Breaking News Emails
Apple rolled out software on Monday to fix the newly discovered "Shellshock" or "Bash" bug that could leave Macs open to dangerous cyberattacks.
Security researchers at Red Hat uncovered the bug on September 24. Shellshock is also known as the "Bash bug" because the problem is found in the Bash shell, software that is used to control the command prompt on many Unix-based operating systems like Linux and Apple's OS X for Mac. Hackers can potentially exploit the bug to launch several types of attacks, and even take complete control of a user's computer.
Apple's software patches are now available for Mac operating systems Mavericks, Mountain Lion and Lion, four days after the company promised to release a fix. But at that time Apple said in a statement that most of its users aren't affected, as OS X's "systems are safe by default and not exposed to remote exploits of Bash" -- unless users have actively turned on advanced Unix services. Other companies including Amazon and Google have issued warnings, and the firm Kaspersky Labs reported Friday it has already identified Bash-related attacks.
- New 'Bash' Bug Could Pose Bigger Threat Than 'Heartbleed'
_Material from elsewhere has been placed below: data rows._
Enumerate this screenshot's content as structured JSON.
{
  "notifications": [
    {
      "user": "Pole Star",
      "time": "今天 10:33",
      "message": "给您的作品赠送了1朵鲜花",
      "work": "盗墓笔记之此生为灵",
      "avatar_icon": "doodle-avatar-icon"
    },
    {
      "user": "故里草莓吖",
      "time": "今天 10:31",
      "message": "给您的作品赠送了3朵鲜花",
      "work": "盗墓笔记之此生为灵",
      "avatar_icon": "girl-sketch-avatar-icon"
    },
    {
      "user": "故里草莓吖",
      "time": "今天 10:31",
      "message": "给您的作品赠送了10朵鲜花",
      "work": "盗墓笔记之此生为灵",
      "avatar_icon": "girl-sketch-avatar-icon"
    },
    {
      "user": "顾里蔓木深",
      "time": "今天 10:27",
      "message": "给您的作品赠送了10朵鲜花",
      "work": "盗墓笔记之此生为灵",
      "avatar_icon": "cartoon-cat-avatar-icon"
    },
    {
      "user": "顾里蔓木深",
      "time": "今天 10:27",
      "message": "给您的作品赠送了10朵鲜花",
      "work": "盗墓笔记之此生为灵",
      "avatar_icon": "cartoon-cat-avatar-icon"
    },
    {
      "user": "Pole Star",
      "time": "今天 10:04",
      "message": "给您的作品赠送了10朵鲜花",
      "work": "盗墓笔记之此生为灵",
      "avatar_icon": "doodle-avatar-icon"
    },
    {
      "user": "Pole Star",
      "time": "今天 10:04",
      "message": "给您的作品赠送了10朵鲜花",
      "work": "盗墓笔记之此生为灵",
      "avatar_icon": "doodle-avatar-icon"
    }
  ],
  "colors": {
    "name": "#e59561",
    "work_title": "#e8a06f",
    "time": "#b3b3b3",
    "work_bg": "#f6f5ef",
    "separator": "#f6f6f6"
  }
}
- Tech Companies Rush to Secure Products Against 'Shellshock' Bash Bug
- Apple at Risk of Infection From 'Bash' Bug